* _TO DO_
Repeat every line of the material below exactly.

* _MATERIAL FOR THE TASK_
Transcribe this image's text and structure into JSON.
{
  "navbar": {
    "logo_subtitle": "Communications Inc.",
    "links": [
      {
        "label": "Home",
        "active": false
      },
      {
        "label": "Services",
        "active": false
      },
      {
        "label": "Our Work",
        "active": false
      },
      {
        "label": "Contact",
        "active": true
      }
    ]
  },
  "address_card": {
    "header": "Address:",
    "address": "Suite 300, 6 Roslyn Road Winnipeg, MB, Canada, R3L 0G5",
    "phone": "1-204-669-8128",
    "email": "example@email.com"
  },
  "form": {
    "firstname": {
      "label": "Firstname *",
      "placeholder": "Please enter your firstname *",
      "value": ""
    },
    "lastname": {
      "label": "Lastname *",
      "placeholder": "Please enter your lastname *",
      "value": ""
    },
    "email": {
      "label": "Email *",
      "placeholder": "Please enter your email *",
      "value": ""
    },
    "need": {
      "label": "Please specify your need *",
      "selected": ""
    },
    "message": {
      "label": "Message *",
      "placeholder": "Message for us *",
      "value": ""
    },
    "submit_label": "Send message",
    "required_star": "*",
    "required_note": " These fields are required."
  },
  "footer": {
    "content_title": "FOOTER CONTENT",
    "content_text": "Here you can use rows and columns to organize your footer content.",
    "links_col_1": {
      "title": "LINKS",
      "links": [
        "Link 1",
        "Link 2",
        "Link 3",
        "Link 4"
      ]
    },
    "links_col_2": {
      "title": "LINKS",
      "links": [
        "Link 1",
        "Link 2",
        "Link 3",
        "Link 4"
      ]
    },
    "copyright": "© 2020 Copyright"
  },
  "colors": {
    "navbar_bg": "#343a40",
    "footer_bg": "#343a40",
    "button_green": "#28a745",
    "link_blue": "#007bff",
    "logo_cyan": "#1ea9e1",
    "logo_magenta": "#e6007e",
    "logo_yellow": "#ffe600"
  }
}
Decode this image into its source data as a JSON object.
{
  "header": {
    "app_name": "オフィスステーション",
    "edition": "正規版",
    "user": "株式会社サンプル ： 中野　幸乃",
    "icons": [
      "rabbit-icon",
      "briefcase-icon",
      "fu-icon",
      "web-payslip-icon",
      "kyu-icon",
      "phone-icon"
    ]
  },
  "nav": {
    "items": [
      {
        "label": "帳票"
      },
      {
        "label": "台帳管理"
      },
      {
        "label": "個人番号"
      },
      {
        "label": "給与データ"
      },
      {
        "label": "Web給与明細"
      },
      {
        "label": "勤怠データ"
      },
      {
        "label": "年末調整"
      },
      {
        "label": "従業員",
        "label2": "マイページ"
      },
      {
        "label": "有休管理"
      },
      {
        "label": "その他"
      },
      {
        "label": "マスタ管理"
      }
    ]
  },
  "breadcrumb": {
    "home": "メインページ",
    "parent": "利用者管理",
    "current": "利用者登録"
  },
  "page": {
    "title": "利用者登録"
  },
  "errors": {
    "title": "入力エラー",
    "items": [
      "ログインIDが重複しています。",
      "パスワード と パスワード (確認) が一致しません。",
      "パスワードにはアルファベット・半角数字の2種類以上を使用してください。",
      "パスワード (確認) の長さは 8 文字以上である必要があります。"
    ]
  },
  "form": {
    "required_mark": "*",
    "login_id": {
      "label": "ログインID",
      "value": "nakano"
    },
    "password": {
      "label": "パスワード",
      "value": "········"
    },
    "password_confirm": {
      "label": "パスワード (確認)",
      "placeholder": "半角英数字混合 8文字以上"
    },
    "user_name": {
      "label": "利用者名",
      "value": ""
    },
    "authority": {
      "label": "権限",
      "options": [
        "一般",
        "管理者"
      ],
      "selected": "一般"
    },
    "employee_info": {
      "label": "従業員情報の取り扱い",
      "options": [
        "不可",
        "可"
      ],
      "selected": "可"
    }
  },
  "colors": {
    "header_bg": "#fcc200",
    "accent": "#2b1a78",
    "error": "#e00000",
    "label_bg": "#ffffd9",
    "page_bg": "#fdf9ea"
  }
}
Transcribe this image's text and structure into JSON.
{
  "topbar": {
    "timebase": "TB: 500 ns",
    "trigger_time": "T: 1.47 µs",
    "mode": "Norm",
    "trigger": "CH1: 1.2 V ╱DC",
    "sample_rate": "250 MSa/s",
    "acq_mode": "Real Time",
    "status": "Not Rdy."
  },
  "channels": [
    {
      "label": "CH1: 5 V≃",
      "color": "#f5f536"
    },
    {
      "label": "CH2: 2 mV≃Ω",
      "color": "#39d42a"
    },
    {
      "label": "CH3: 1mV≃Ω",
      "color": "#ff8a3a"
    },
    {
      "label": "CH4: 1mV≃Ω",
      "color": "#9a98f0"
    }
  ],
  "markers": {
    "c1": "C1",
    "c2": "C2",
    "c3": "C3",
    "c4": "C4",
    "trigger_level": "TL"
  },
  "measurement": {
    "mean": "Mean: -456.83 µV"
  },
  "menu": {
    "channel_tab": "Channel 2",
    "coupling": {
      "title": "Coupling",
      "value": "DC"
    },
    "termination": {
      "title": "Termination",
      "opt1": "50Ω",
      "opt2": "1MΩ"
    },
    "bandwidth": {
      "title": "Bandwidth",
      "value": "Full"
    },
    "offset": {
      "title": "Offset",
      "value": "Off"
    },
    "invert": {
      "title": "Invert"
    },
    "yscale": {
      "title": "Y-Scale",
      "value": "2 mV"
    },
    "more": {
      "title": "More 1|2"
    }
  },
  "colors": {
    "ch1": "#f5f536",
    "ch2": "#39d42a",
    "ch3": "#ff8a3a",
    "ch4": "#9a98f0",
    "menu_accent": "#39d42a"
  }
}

* _REPLY TO THE TASK_
Transcribe this image's text and structure into JSON.
{
  "navbar": {
    "logo_subtitle": "Communications Inc.",
    "links": [
      {
        "label": "Home",
        "active": false
      },
      {
        "label": "Services",
        "active": false
      },
      {
        "label": "Our Work",
        "active": false
      },
      {
        "label": "Contact",
        "active": true
      }
    ]
  },
  "address_card": {
    "header": "Address:",
    "address": "Suite 300, 6 Roslyn Road Winnipeg, MB, Canada, R3L 0G5",
    "phone": "1-204-669-8128",
    "email": "example@email.com"
  },
  "form": {
    "firstname": {
      "label": "Firstname *",
      "placeholder": "Please enter your firstname *",
      "value": ""
    },
    "lastname": {
      "label": "Lastname *",
      "placeholder": "Please enter your lastname *",
      "value": ""
    },
    "email": {
      "label": "Email *",
      "placeholder": "Please enter your email *",
      "value": ""
    },
    "need": {
      "label": "Please specify your need *",
      "selected": ""
    },
    "message": {
      "label": "Message *",
      "placeholder": "Message for us *",
      "value": ""
    },
    "submit_label": "Send message",
    "required_star": "*",
    "required_note": " These fields are required."
  },
  "footer": {
    "content_title": "FOOTER CONTENT",
    "content_text": "Here you can use rows and columns to organize your footer content.",
    "links_col_1": {
      "title": "LINKS",
      "links": [
        "Link 1",
        "Link 2",
        "Link 3",
        "Link 4"
      ]
    },
    "links_col_2": {
      "title": "LINKS",
      "links": [
        "Link 1",
        "Link 2",
        "Link 3",
        "Link 4"
      ]
    },
    "copyright": "© 2020 Copyright"
  },
  "colors": {
    "navbar_bg": "#343a40",
    "footer_bg": "#343a40",
    "button_green": "#28a745",
    "link_blue": "#007bff",
    "logo_cyan": "#1ea9e1",
    "logo_magenta": "#e6007e",
    "logo_yellow": "#ffe600"
  }
}
Decode this image into its source data as a JSON object.
{
  "header": {
    "app_name": "オフィスステーション",
    "edition": "正規版",
    "user": "株式会社サンプル ： 中野　幸乃",
    "icons": [
      "rabbit-icon",
      "briefcase-icon",
      "fu-icon",
      "web-payslip-icon",
      "kyu-icon",
      "phone-icon"
    ]
  },
  "nav": {
    "items": [
      {
        "label": "帳票"
      },
      {
        "label": "台帳管理"
      },
      {
        "label": "個人番号"
      },
      {
        "label": "給与データ"
      },
      {
        "label": "Web給与明細"
      },
      {
        "label": "勤怠データ"
      },
      {
        "label": "年末調整"
      },
      {
        "label": "従業員",
        "label2": "マイページ"
      },
      {
        "label": "有休管理"
      },
      {
        "label": "その他"
      },
      {
        "label": "マスタ管理"
      }
    ]
  },
  "breadcrumb": {
    "home": "メインページ",
    "parent": "利用者管理",
    "current": "利用者登録"
  },
  "page": {
    "title": "利用者登録"
  },
  "errors": {
    "title": "入力エラー",
    "items": [
      "ログインIDが重複しています。",
      "パスワード と パスワード (確認) が一致しません。",
      "パスワードにはアルファベット・半角数字の2種類以上を使用してください。",
      "パスワード (確認) の長さは 8 文字以上である必要があります。"
    ]
  },
  "form": {
    "required_mark": "*",
    "login_id": {
      "label": "ログインID",
      "value": "nakano"
    },
    "password": {
      "label": "パスワード",
      "value": "········"
    },
    "password_confirm": {
      "label": "パスワード (確認)",
      "placeholder": "半角英数字混合 8文字以上"
    },
    "user_name": {
      "label": "利用者名",
      "value": ""
    },
    "authority": {
      "label": "権限",
      "options": [
        "一般",
        "管理者"
      ],
      "selected": "一般"
    },
    "employee_info": {
      "label": "従業員情報の取り扱い",
      "options": [
        "不可",
        "可"
      ],
      "selected": "可"
    }
  },
  "colors": {
    "header_bg": "#fcc200",
    "accent": "#2b1a78",
    "error": "#e00000",
    "label_bg": "#ffffd9",
    "page_bg": "#fdf9ea"
  }
}
Transcribe this image's text and structure into JSON.
{
  "topbar": {
    "timebase": "TB: 500 ns",
    "trigger_time": "T: 1.47 µs",
    "mode": "Norm",
    "trigger": "CH1: 1.2 V ╱DC",
    "sample_rate": "250 MSa/s",
    "acq_mode": "Real Time",
    "status": "Not Rdy."
  },
  "channels": [
    {
      "label": "CH1: 5 V≃",
      "color": "#f5f536"
    },
    {
      "label": "CH2: 2 mV≃Ω",
      "color": "#39d42a"
    },
    {
      "label": "CH3: 1mV≃Ω",
      "color": "#ff8a3a"
    },
    {
      "label": "CH4: 1mV≃Ω",
      "color": "#9a98f0"
    }
  ],
  "markers": {
    "c1": "C1",
    "c2": "C2",
    "c3": "C3",
    "c4": "C4",
    "trigger_level": "TL"
  },
  "measurement": {
    "mean": "Mean: -456.83 µV"
  },
  "menu": {
    "channel_tab": "Channel 2",
    "coupling": {
      "title": "Coupling",
      "value": "DC"
    },
    "termination": {
      "title": "Termination",
      "opt1": "50Ω",
      "opt2": "1MΩ"
    },
    "bandwidth": {
      "title": "Bandwidth",
      "value": "Full"
    },
    "offset": {
      "title": "Offset",
      "value": "Off"
    },
    "invert": {
      "title": "Invert"
    },
    "yscale": {
      "title": "Y-Scale",
      "value": "2 mV"
    },
    "more": {
      "title": "More 1|2"
    }
  },
  "colors": {
    "ch1": "#f5f536",
    "ch2": "#39d42a",
    "ch3": "#ff8a3a",
    "ch4": "#9a98f0",
    "menu_accent": "#39d42a"
  }
}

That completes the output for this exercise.